> _What needs to be done_
Where does the string "button" appear in the records? Copy every line that contains it.

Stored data
┏━━
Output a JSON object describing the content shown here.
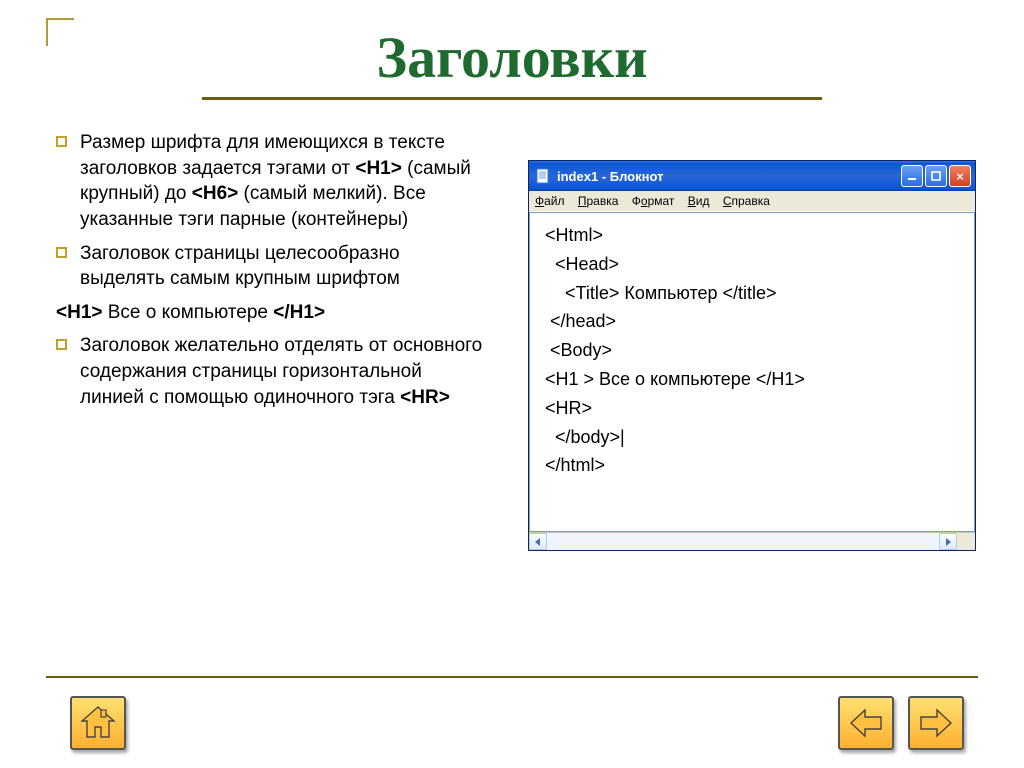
{
  "title": "Заголовки",
  "bullets": [
    "Размер шрифта для имеющихся в тексте заголовков задается тэгами от <H1> (самый крупный) до <H6> (самый мелкий). Все указанные тэги парные (контейнеры)",
    "Заголовок страницы целесообразно выделять самым крупным шрифтом",
    "Заголовок желательно отделять от основного содержания страницы горизонтальной линией с помощью одиночного тэга <HR>"
  ],
  "example_line": "<H1> Все о компьютере </H1>",
  "notepad": {
    "window_title": "index1 - Блокнот",
    "menus": [
      "Файл",
      "Правка",
      "Формат",
      "Вид",
      "Справка"
    ],
    "code_lines": [
      " <Html>",
      "   <Head>",
      "     <Title> Компьютер </title>",
      "  </head>",
      "  <Body>",
      " <H1 > Все о компьютере </H1>",
      " <HR>",
      "   </body>|",
      " </html>"
    ]
  },
  "nav": {
    "home": "home-button",
    "prev": "prev-button",
    "next": "next-button"
  }
}
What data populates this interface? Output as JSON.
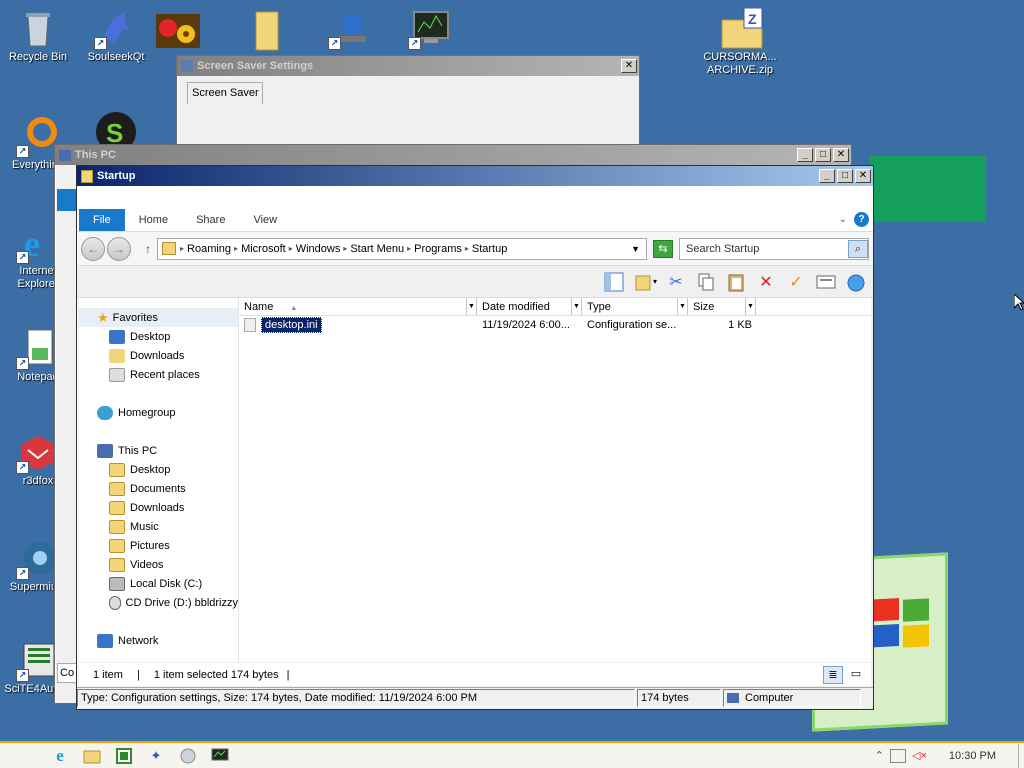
{
  "desktop": {
    "icons_left": [
      {
        "label": "Recycle Bin"
      },
      {
        "label": "SoulseekQt"
      },
      {
        "label": "Everything"
      },
      {
        "label": "Internet Explorer"
      },
      {
        "label": "Notepad"
      },
      {
        "label": "r3dfox"
      },
      {
        "label": "Supermium"
      },
      {
        "label": "SciTE4Auto..."
      }
    ],
    "icon_right_label": "CURSORMA... ARCHIVE.zip",
    "background_color": "#3a6ea5"
  },
  "screensaver_window": {
    "title": "Screen Saver Settings",
    "tab": "Screen Saver"
  },
  "thispc_window": {
    "title": "This PC"
  },
  "explorer": {
    "title": "Startup",
    "tabs": [
      "File",
      "Home",
      "Share",
      "View"
    ],
    "breadcrumb": [
      "Roaming",
      "Microsoft",
      "Windows",
      "Start Menu",
      "Programs",
      "Startup"
    ],
    "search_placeholder": "Search Startup",
    "nav": {
      "favorites_label": "Favorites",
      "favorites": [
        "Desktop",
        "Downloads",
        "Recent places"
      ],
      "homegroup_label": "Homegroup",
      "thispc_label": "This PC",
      "thispc_items": [
        "Desktop",
        "Documents",
        "Downloads",
        "Music",
        "Pictures",
        "Videos",
        "Local Disk (C:)",
        "CD Drive (D:) bbldrizzy"
      ],
      "network_label": "Network"
    },
    "columns": [
      "Name",
      "Date modified",
      "Type",
      "Size"
    ],
    "files": [
      {
        "name": "desktop.ini",
        "date": "11/19/2024 6:00...",
        "type": "Configuration se...",
        "size": "1 KB"
      }
    ],
    "status": {
      "count": "1 item",
      "selected": "1 item selected  174 bytes"
    },
    "statusbar2": {
      "info": "Type: Configuration settings, Size: 174 bytes, Date modified: 11/19/2024 6:00 PM",
      "size": "174 bytes",
      "location": "Computer"
    }
  },
  "taskbar": {
    "clock": "10:30 PM"
  }
}
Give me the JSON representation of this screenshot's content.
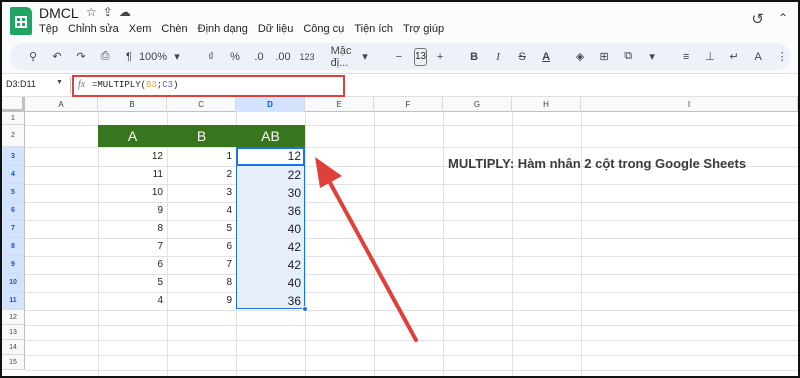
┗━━
> _Reply_
    "home": "home-button",
    "prev": "prev-button",
    "next": "next-button"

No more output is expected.